(Data entries)
BEGIN

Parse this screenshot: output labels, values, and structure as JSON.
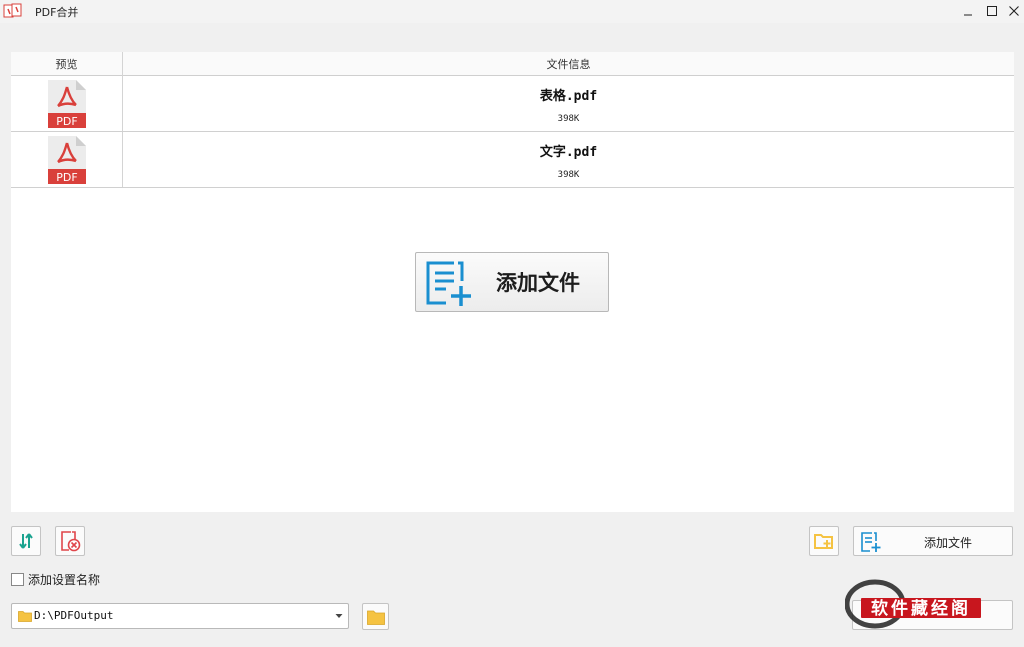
{
  "window": {
    "title": "PDF合并",
    "controls": [
      "minimize-icon",
      "maximize-icon",
      "close-icon"
    ]
  },
  "table": {
    "columns": [
      "预览",
      "文件信息"
    ],
    "rows": [
      {
        "thumbnail_label": "PDF",
        "name": "表格.pdf",
        "size": "398K"
      },
      {
        "thumbnail_label": "PDF",
        "name": "文字.pdf",
        "size": "398K"
      }
    ]
  },
  "main": {
    "add_file_label": "添加文件"
  },
  "toolbar": {
    "add_file_label": "添加文件",
    "add_setting_name_label": "添加设置名称",
    "add_setting_name_checked": false,
    "output_path": "D:\\PDFOutput"
  },
  "watermark": {
    "text": "软件藏经阁"
  },
  "colors": {
    "pdf_red": "#d9403b",
    "accent_blue": "#1a8fd0",
    "folder_yellow": "#f5c342",
    "delete_red": "#e0464b",
    "sort_teal": "#1aa38f"
  }
}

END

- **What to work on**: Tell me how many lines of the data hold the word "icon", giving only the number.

- **Written reply**: 3